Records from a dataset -
--

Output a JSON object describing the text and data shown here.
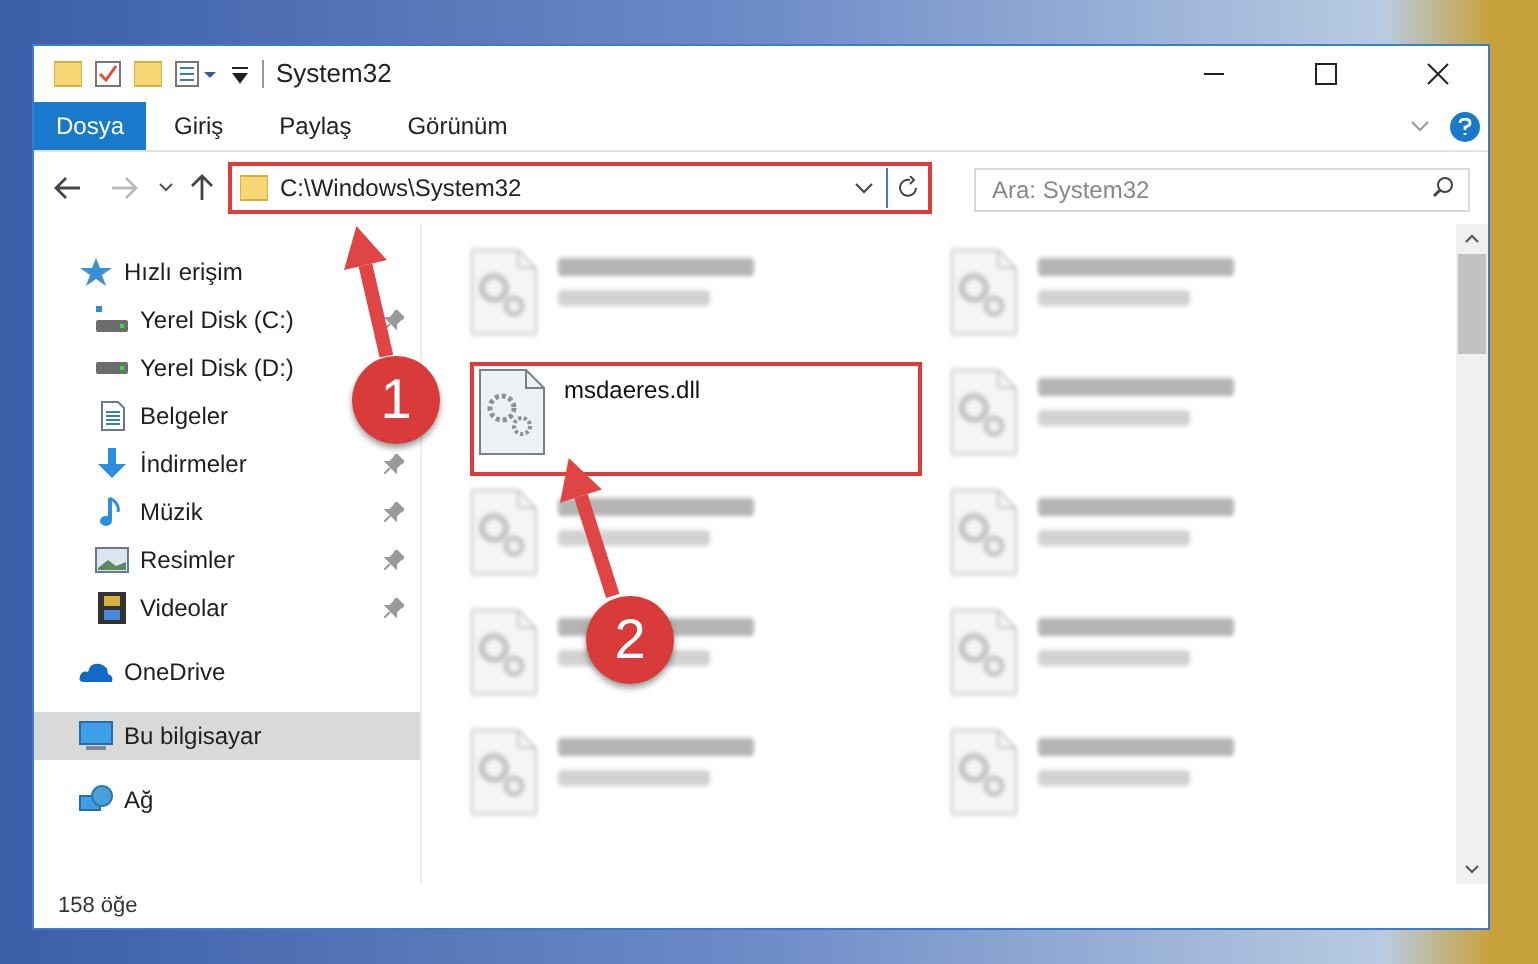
{
  "window": {
    "title": "System32"
  },
  "ribbon_tabs": [
    {
      "label": "Dosya",
      "selected": true
    },
    {
      "label": "Giriş",
      "selected": false
    },
    {
      "label": "Paylaş",
      "selected": false
    },
    {
      "label": "Görünüm",
      "selected": false
    }
  ],
  "address": {
    "path": "C:\\Windows\\System32"
  },
  "search": {
    "placeholder": "Ara: System32"
  },
  "sidebar": {
    "items": [
      {
        "label": "Hızlı erişim",
        "kind": "star",
        "selected": false,
        "children": [
          {
            "label": "Yerel Disk (C:)",
            "kind": "drive-c",
            "selected": false,
            "pinned": true
          },
          {
            "label": "Yerel Disk (D:)",
            "kind": "drive",
            "selected": false,
            "pinned": false
          },
          {
            "label": "Belgeler",
            "kind": "docs",
            "selected": false,
            "pinned": false
          },
          {
            "label": "İndirmeler",
            "kind": "download",
            "selected": false,
            "pinned": true
          },
          {
            "label": "Müzik",
            "kind": "music",
            "selected": false,
            "pinned": true
          },
          {
            "label": "Resimler",
            "kind": "pictures",
            "selected": false,
            "pinned": true
          },
          {
            "label": "Videolar",
            "kind": "video",
            "selected": false,
            "pinned": true
          }
        ]
      },
      {
        "label": "OneDrive",
        "kind": "cloud",
        "selected": false
      },
      {
        "label": "Bu bilgisayar",
        "kind": "pc",
        "selected": true
      },
      {
        "label": "Ağ",
        "kind": "network",
        "selected": false
      }
    ]
  },
  "files": [
    {
      "kind": "blurred"
    },
    {
      "kind": "blurred"
    },
    {
      "kind": "file",
      "name": "msdaeres.dll",
      "highlighted": true
    },
    {
      "kind": "blurred"
    },
    {
      "kind": "blurred"
    },
    {
      "kind": "blurred"
    },
    {
      "kind": "blurred"
    },
    {
      "kind": "blurred"
    },
    {
      "kind": "blurred"
    },
    {
      "kind": "blurred"
    }
  ],
  "status_bar": {
    "count": "158 öğe"
  },
  "annotations": [
    {
      "label": "1"
    },
    {
      "label": "2"
    }
  ]
}
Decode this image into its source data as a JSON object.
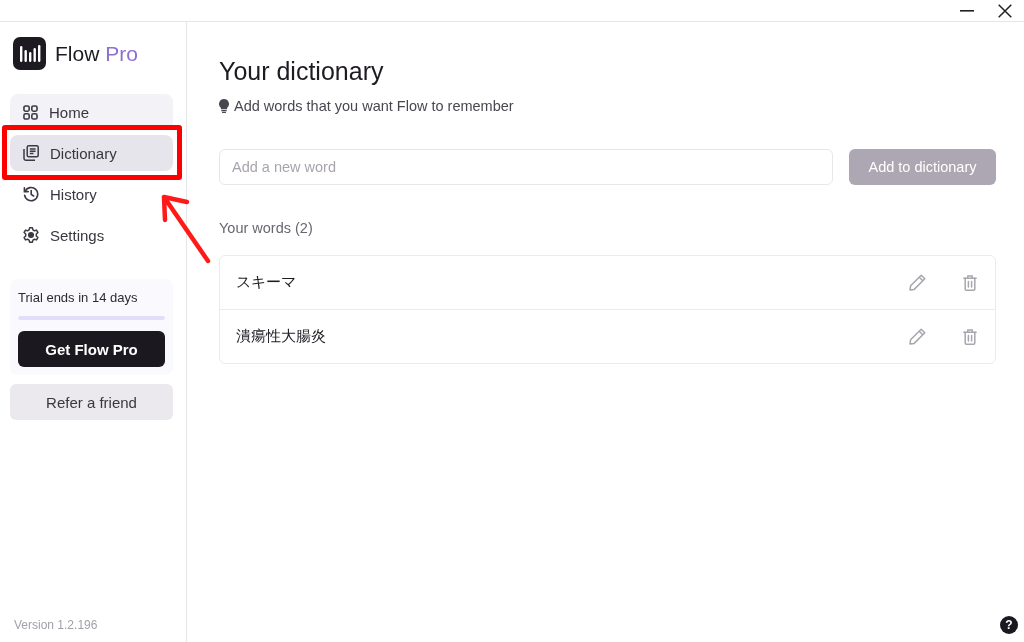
{
  "window": {
    "controls": [
      {
        "kind": "minimize"
      },
      {
        "kind": "close"
      }
    ]
  },
  "sidebar": {
    "brand": {
      "name": "Flow",
      "tier": "Pro"
    },
    "nav": [
      {
        "kind": "home",
        "label": "Home",
        "selected": false,
        "hovered": true,
        "callout": false
      },
      {
        "kind": "dictionary",
        "label": "Dictionary",
        "selected": true,
        "hovered": false,
        "callout": true
      },
      {
        "kind": "history",
        "label": "History",
        "selected": false,
        "hovered": false,
        "callout": false
      },
      {
        "kind": "settings",
        "label": "Settings",
        "selected": false,
        "hovered": false,
        "callout": false
      }
    ],
    "trial": {
      "text": "Trial ends in 14 days",
      "level": 1,
      "button": "Get Flow Pro"
    },
    "refer_button": "Refer a friend",
    "version": "Version 1.2.196"
  },
  "main": {
    "title": "Your dictionary",
    "hint": "Add words that you want Flow to remember",
    "new_word": {
      "placeholder": "Add a new word"
    },
    "add_button": {
      "label": "Add to dictionary",
      "disabled": true
    },
    "words_heading": "Your words (2)",
    "words": [
      {
        "text": "スキーマ"
      },
      {
        "text": "潰瘍性大腸炎"
      }
    ]
  },
  "help_button": {
    "label": "?"
  }
}
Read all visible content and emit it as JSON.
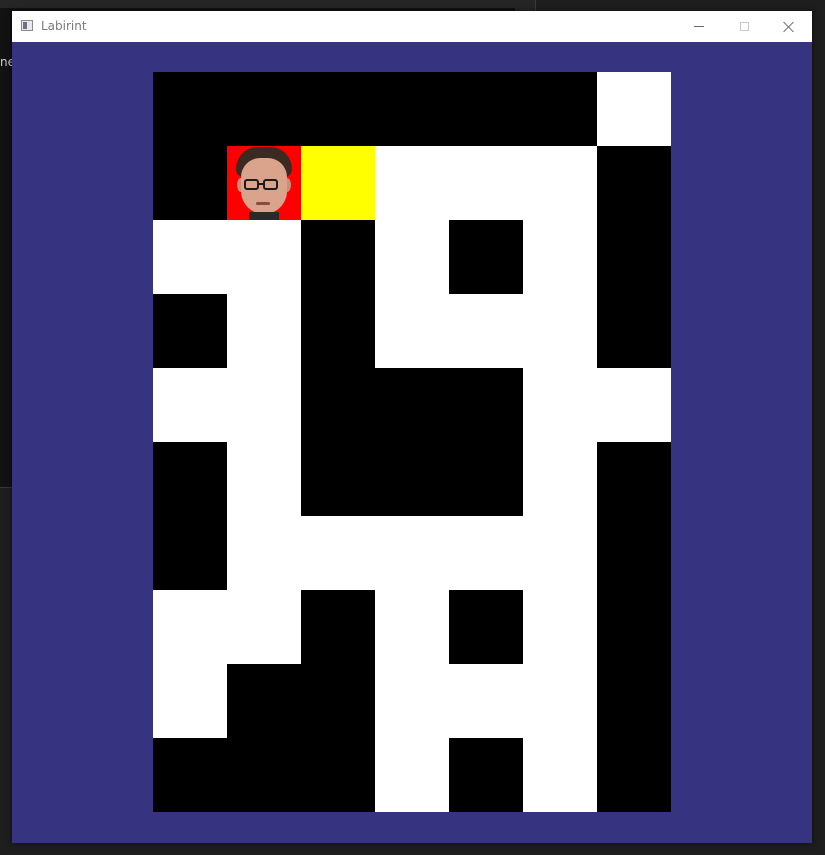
{
  "background_window": {
    "text_fragment": "ne"
  },
  "window": {
    "title": "Labirint",
    "icon": "app-window-icon",
    "controls": [
      "minimize-icon",
      "maximize-icon",
      "close-icon"
    ]
  },
  "colors": {
    "window_background": "#363480",
    "wall": "#000000",
    "path": "#ffffff",
    "player": "#ff0000",
    "goal": "#ffff00"
  },
  "maze": {
    "columns": 7,
    "rows": 10,
    "legend": {
      "W": "wall",
      "P": "path",
      "S": "player",
      "G": "goal"
    },
    "grid": [
      [
        "W",
        "W",
        "W",
        "W",
        "W",
        "W",
        "P"
      ],
      [
        "W",
        "S",
        "G",
        "P",
        "P",
        "P",
        "W"
      ],
      [
        "P",
        "P",
        "W",
        "P",
        "W",
        "P",
        "W"
      ],
      [
        "W",
        "P",
        "W",
        "P",
        "P",
        "P",
        "W"
      ],
      [
        "P",
        "P",
        "W",
        "W",
        "W",
        "P",
        "P"
      ],
      [
        "W",
        "P",
        "W",
        "W",
        "W",
        "P",
        "W"
      ],
      [
        "W",
        "P",
        "P",
        "P",
        "P",
        "P",
        "W"
      ],
      [
        "P",
        "P",
        "W",
        "P",
        "W",
        "P",
        "W"
      ],
      [
        "P",
        "W",
        "W",
        "P",
        "P",
        "P",
        "W"
      ],
      [
        "W",
        "W",
        "W",
        "P",
        "W",
        "P",
        "W"
      ]
    ],
    "player_icon": "player-face-icon"
  }
}
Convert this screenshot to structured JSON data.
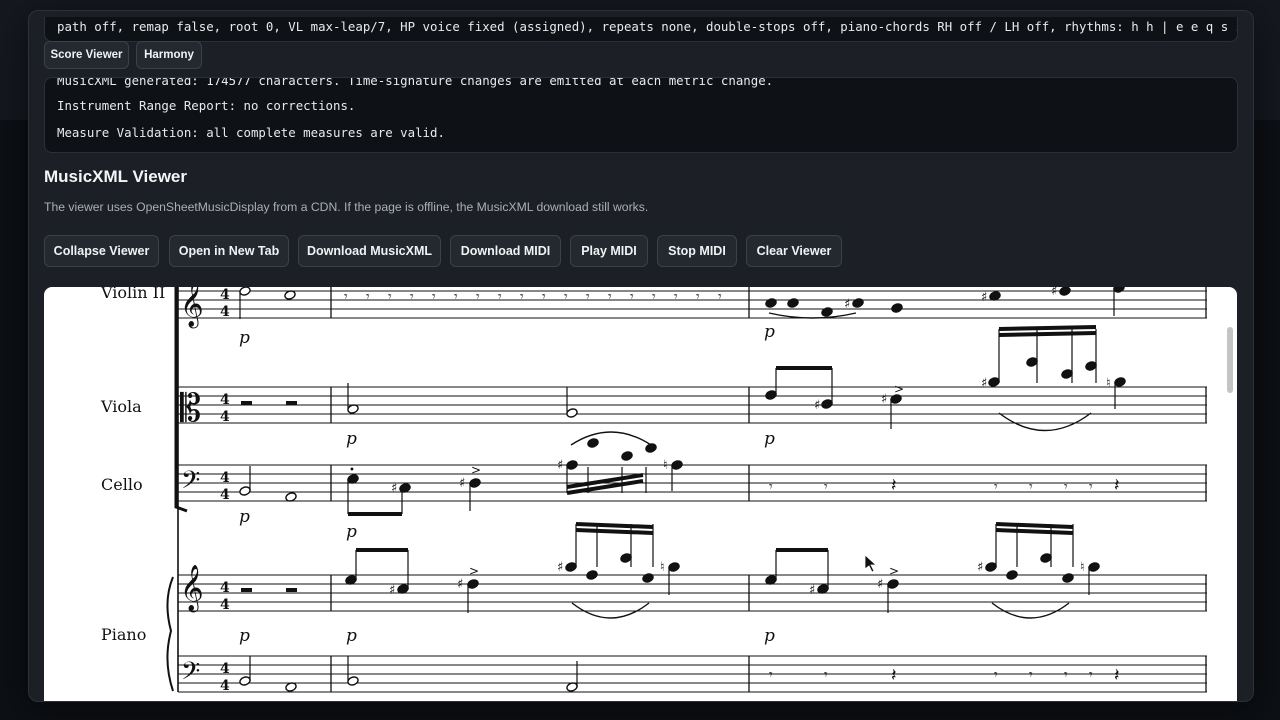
{
  "log": {
    "top_line": "path off, remap false, root 0, VL max-leap/7, HP voice fixed (assigned), repeats none, double-stops off, piano-chords RH off / LH off, rhythms: h h | e e q s s s s q",
    "report_partial": "MusicXML generated: 174577 characters. Time-signature changes are emitted at each metric change.",
    "report_range": "Instrument Range Report: no corrections.",
    "report_validation": "Measure Validation: all complete measures are valid."
  },
  "tabs": {
    "score_viewer": "Score Viewer",
    "harmony": "Harmony"
  },
  "viewer": {
    "title": "MusicXML Viewer",
    "description": "The viewer uses OpenSheetMusicDisplay from a CDN. If the page is offline, the MusicXML download still works.",
    "buttons": {
      "collapse": "Collapse Viewer",
      "open_tab": "Open in New Tab",
      "download_xml": "Download MusicXML",
      "download_midi": "Download MIDI",
      "play_midi": "Play MIDI",
      "stop_midi": "Stop MIDI",
      "clear": "Clear Viewer"
    }
  },
  "score": {
    "instruments": [
      "Violin II",
      "Viola",
      "Cello",
      "Piano"
    ],
    "time_signature": "4/4",
    "dynamic": "p"
  }
}
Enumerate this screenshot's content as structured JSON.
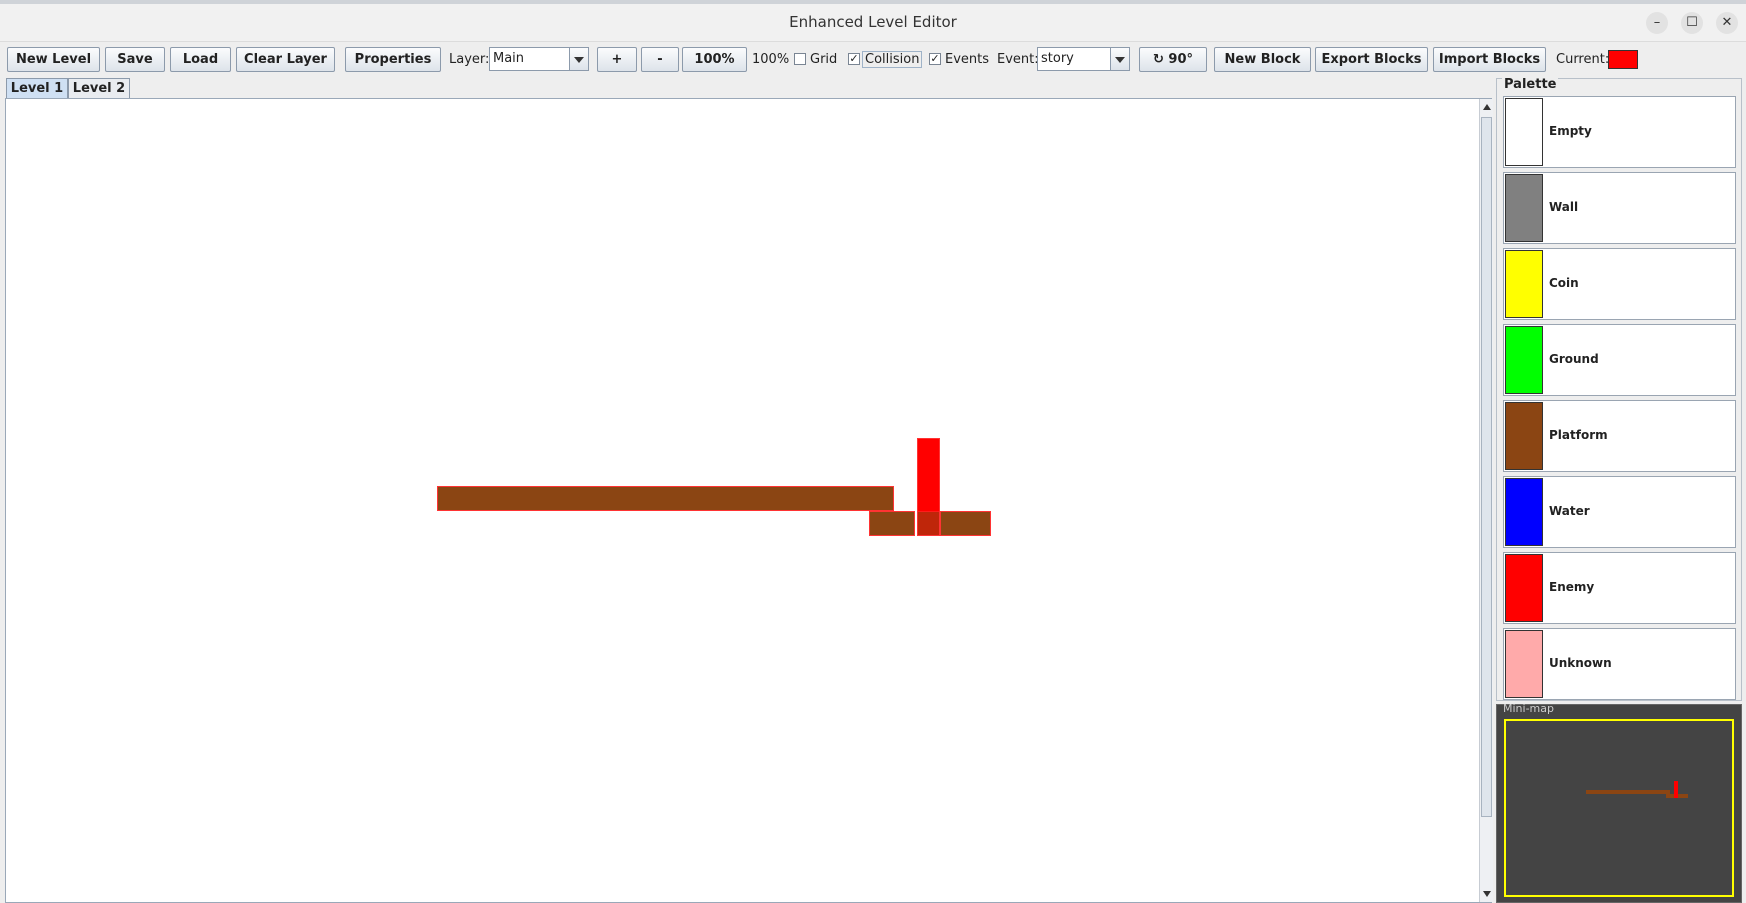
{
  "window": {
    "title": "Enhanced Level Editor",
    "controls": {
      "minimize": "–",
      "maximize": "☐",
      "close": "✕"
    }
  },
  "toolbar": {
    "new_level": "New Level",
    "save": "Save",
    "load": "Load",
    "clear_layer": "Clear Layer",
    "properties": "Properties",
    "layer_label": "Layer:",
    "layer_value": "Main",
    "zoom_in": "+",
    "zoom_out": "-",
    "zoom_reset": "100%",
    "zoom_readout": "100%",
    "grid_label": "Grid",
    "grid_checked": false,
    "collision_label": "Collision",
    "collision_checked": true,
    "events_label": "Events",
    "events_checked": true,
    "event_label": "Event:",
    "event_value": "story",
    "rotate": "↻ 90°",
    "new_block": "New Block",
    "export_blocks": "Export Blocks",
    "import_blocks": "Import Blocks",
    "current_label": "Current:",
    "current_color": "#ff0000",
    "check_mark": "✓"
  },
  "tabs": [
    {
      "label": "Level 1",
      "active": true
    },
    {
      "label": "Level 2",
      "active": false
    }
  ],
  "palette": {
    "title": "Palette",
    "items": [
      {
        "name": "Empty",
        "color": "#ffffff"
      },
      {
        "name": "Wall",
        "color": "#808080"
      },
      {
        "name": "Coin",
        "color": "#ffff00"
      },
      {
        "name": "Ground",
        "color": "#00ff00"
      },
      {
        "name": "Platform",
        "color": "#8b4513"
      },
      {
        "name": "Water",
        "color": "#0000ff"
      },
      {
        "name": "Enemy",
        "color": "#ff0000"
      },
      {
        "name": "Unknown",
        "color": "#ffaaaa"
      }
    ]
  },
  "level": {
    "platform_color": "#8b4513",
    "enemy_color": "#ff0000",
    "collision_outline": "#ff3333"
  },
  "minimap": {
    "title": "Mini-map",
    "viewport_color": "#ffff00",
    "background": "#444444"
  }
}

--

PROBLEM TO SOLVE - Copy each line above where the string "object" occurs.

ANSWER TO THIS EXERCISE -
Output a JSON object describing the text and data shown here.
Decode this image into its source data as a JSON object.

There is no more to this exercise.